The 2010 regular session of the West Virginia State Legislature offered some long overdue good news with respect to the state’s racial profiling problem. While those concerned with profiling have known it to be a reality for a long time, the hard evidence was not available until early 2009 when the results of the WV Traffic Stop Study were released. Bottom line, those drivers who are perceived to be racial and ethnic minorities (i.e. African-American or Latino) are 1.5 times more likely to be stopped. Once stopped, they are 2.5 times more likely to have their vehicles searched, even though (the same study showed) minority drivers are actually less likely to have anything illegal in their possession than their Caucasian counterparts.
Armed with this information, ACLU of WV was able to successfully advance legislative measures we hope will begin to ease the problem of racial profiling. The first positive effect was a policy developing racial profiling avoidance training and its mandatory implementation to all law enforcement personnel within the next 18 months.
This isa great example of how the Traffic Stop Study continues to pay dividends for the cause of racial justice in West Virginia. Training is a positive step and will serve to eliminate misconceptions about minority communities within the ranks of law enforcement. However, a few seminars will not eliminate racial profiling from society. That’s why the ACLU of West Virginia also successfully fought for the passage of Senate Bill 649, which places important restrictions on police officers’ use of consent-based searches.
“May I search your car?” “You don’t mind if I take a look inside, do you?” The question comes in many different forms, but the motive is clear: if a law enforcement officer asks permission to search your vehicle, he or she does not have probable cause or other mitigating reason to do so. You have the right to say “no” to the request, but most people don’t know they have the right to refuse. Those who do often feel intimidated and compelled to consent. Though some officers will respect a driver’s right to refuse a search, others resort to tactics that are downright coercive, saying things like “only the guilty people say no,” or “do we need to call your parents?” or even “we can always call the K-9 unit.”
Evidence obtained through the Traffic Stop Study suggests that while this particular practice is a problem across the board, minority drivers in certain parts of the state are being placed in this uncomfortable situation at greater rates than their nonminority counterparts.
The study also showed that consent searches are often unproductive. Indeed, of all vehicle searches conducted via “consent,” 53 percent — more than half — did not result in the discovery of contraband.
The overuse of consent-based searches against people of color contributes to West Virginia’s racial profiling problem, and creates resentment between communities and law enforcement. Re-establishing trust between communities of color and the police is critical to protecting public safety.

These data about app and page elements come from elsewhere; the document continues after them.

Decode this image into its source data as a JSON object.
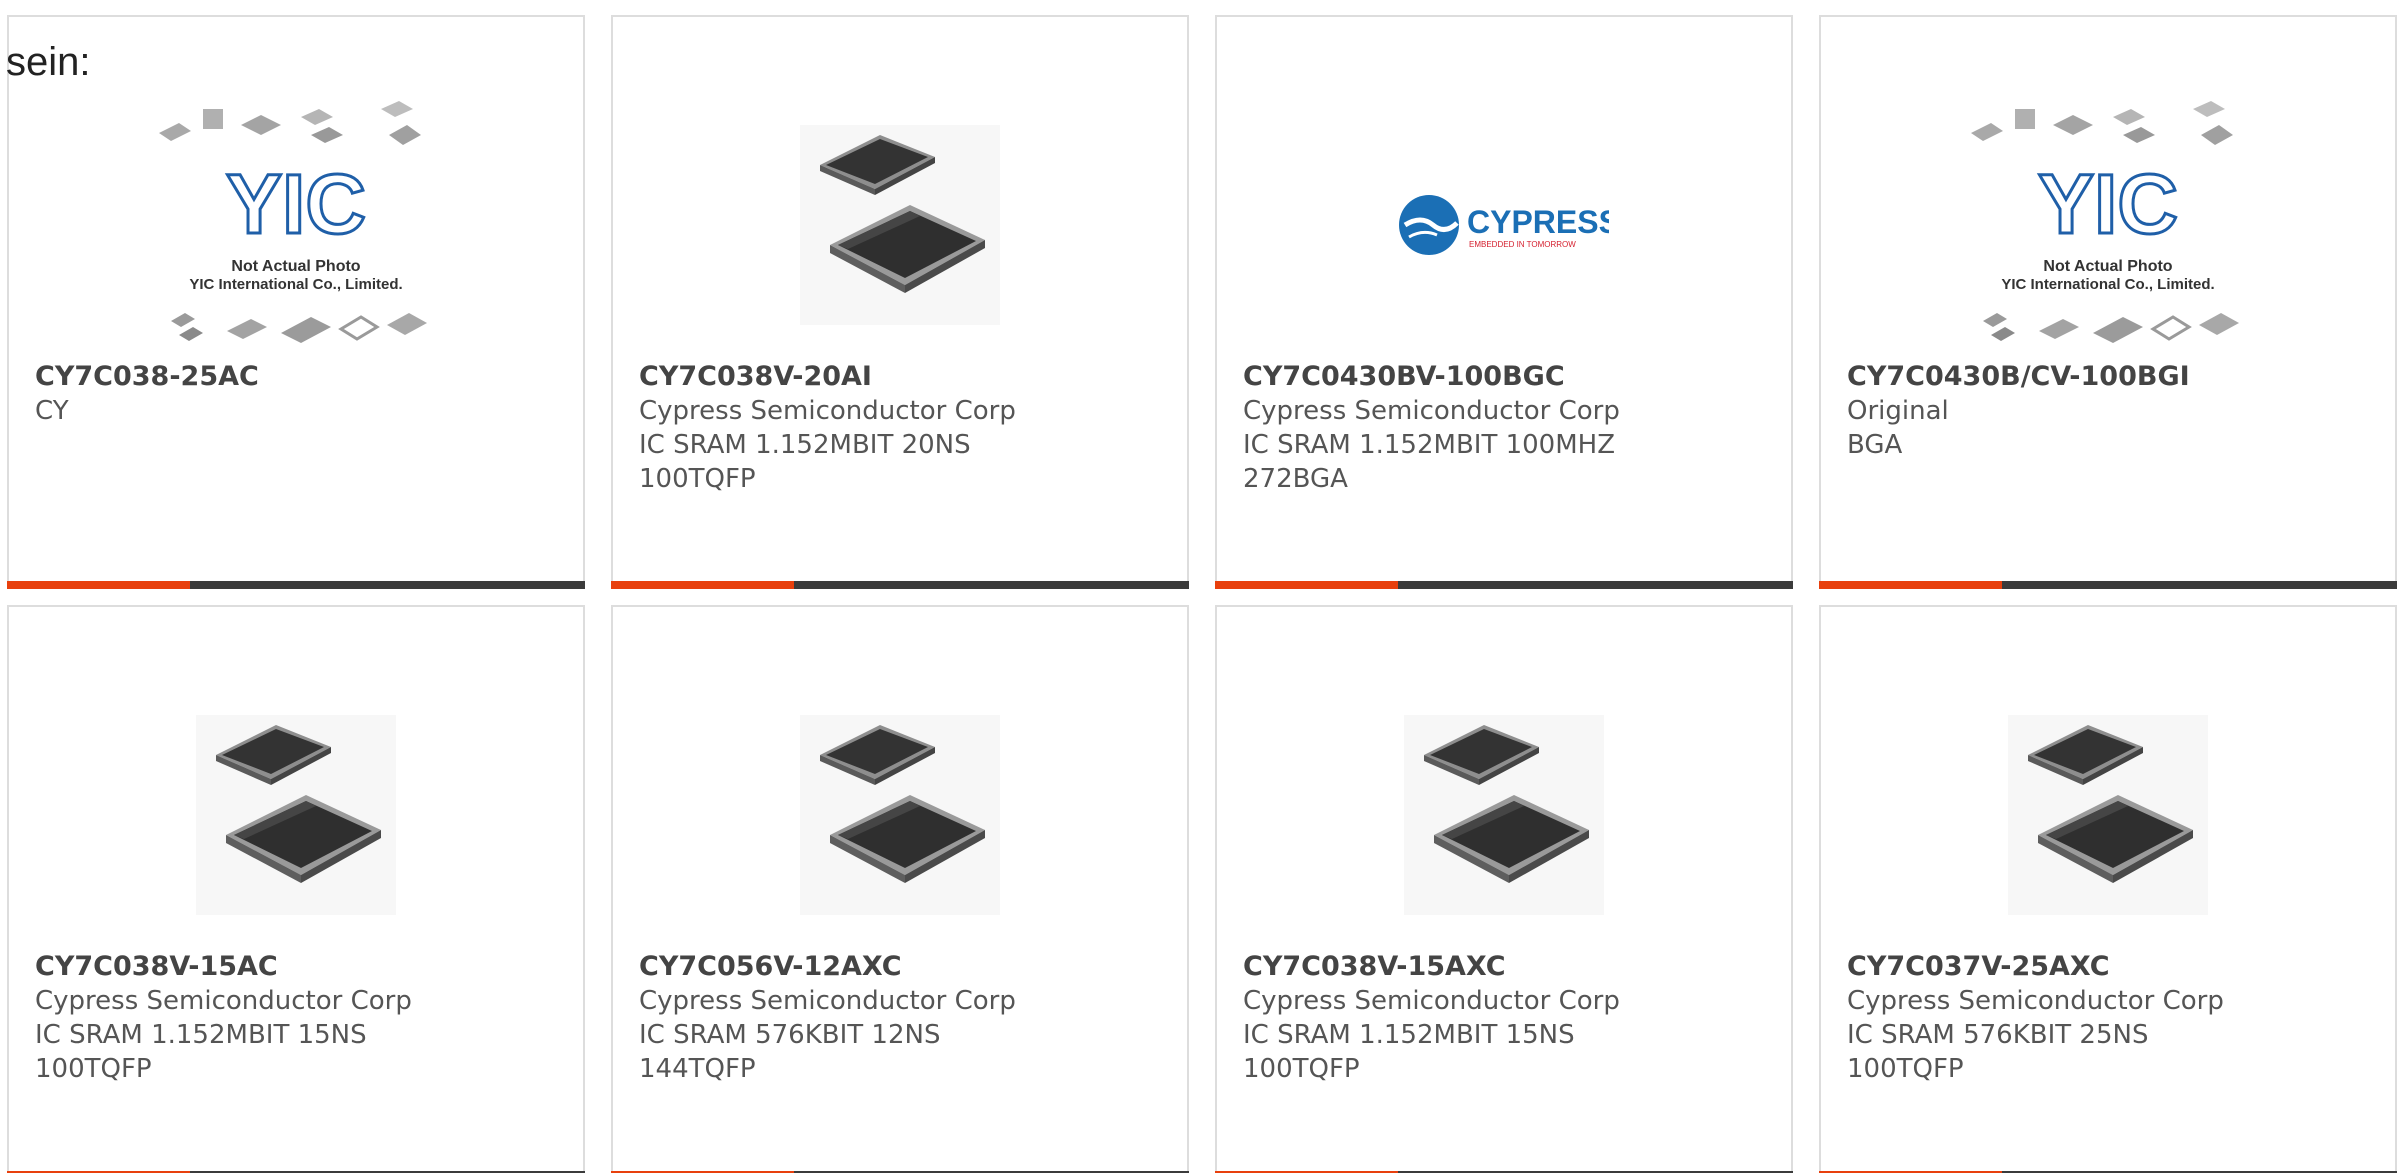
{
  "intro_text": "sein:",
  "cards": [
    {
      "part_number": "CY7C038-25AC",
      "lines": [
        "CY"
      ],
      "image": {
        "type": "placeholder-logo",
        "logo_text": "YIC",
        "caption1": "Not Actual Photo",
        "caption2": "YIC International Co., Limited."
      }
    },
    {
      "part_number": "CY7C038V-20AI",
      "lines": [
        "Cypress Semiconductor Corp",
        "IC SRAM 1.152MBIT 20NS",
        "100TQFP"
      ],
      "image": {
        "type": "chip-photo"
      }
    },
    {
      "part_number": "CY7C0430BV-100BGC",
      "lines": [
        "Cypress Semiconductor Corp",
        "IC SRAM 1.152MBIT 100MHZ",
        "272BGA"
      ],
      "image": {
        "type": "brand-logo",
        "brand": "CYPRESS",
        "tagline": "EMBEDDED IN TOMORROW"
      }
    },
    {
      "part_number": "CY7C0430B/CV-100BGI",
      "lines": [
        "Original",
        "BGA"
      ],
      "image": {
        "type": "placeholder-logo",
        "logo_text": "YIC",
        "caption1": "Not Actual Photo",
        "caption2": "YIC International Co., Limited."
      }
    },
    {
      "part_number": "CY7C038V-15AC",
      "lines": [
        "Cypress Semiconductor Corp",
        "IC SRAM 1.152MBIT 15NS",
        "100TQFP"
      ],
      "image": {
        "type": "chip-photo"
      }
    },
    {
      "part_number": "CY7C056V-12AXC",
      "lines": [
        "Cypress Semiconductor Corp",
        "IC SRAM 576KBIT 12NS 144TQFP"
      ],
      "image": {
        "type": "chip-photo"
      }
    },
    {
      "part_number": "CY7C038V-15AXC",
      "lines": [
        "Cypress Semiconductor Corp",
        "IC SRAM 1.152MBIT 15NS",
        "100TQFP"
      ],
      "image": {
        "type": "chip-photo"
      }
    },
    {
      "part_number": "CY7C037V-25AXC",
      "lines": [
        "Cypress Semiconductor Corp",
        "IC SRAM 576KBIT 25NS 100TQFP"
      ],
      "image": {
        "type": "chip-photo"
      }
    }
  ],
  "colors": {
    "accent": "#e8400d",
    "bar": "#3b3b3b",
    "chip": "#2f2f2f",
    "yic_blue": "#1f5fa8",
    "cypress_blue": "#1b6fb5",
    "cypress_red": "#d5202f"
  }
}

Senate Bill 649 is landmark legislation. It will create badly needed standards governing the practice of consent-based motor vehicle searches. The policy, once fully enacted, will require law enforcement personnel in West Virginia to inform motorists of their right to refuse a consent-based search in writing. It will also require that consent, if given, be recorded either in writing or by some form of audio equipment.
While the final implementation of the policy has a ways to go, allies of racial justice and fair police practices are hopeful that this milestone for civil rights will begin to temper overly zealous policing that relies on race rather than suspicious activity. Such law enforcement tactics are wasteful, cripple the crucial trust that must exist between all communities and law enforcement, and inevitably lead to the unproductive and damaging practice of racial profiling. There is much more to accomplish in West Virginia when it comes to eradicating racial profiling and ensuring fair and constitutional police practices for all West Virginians. These policy measures, however, are a very good start.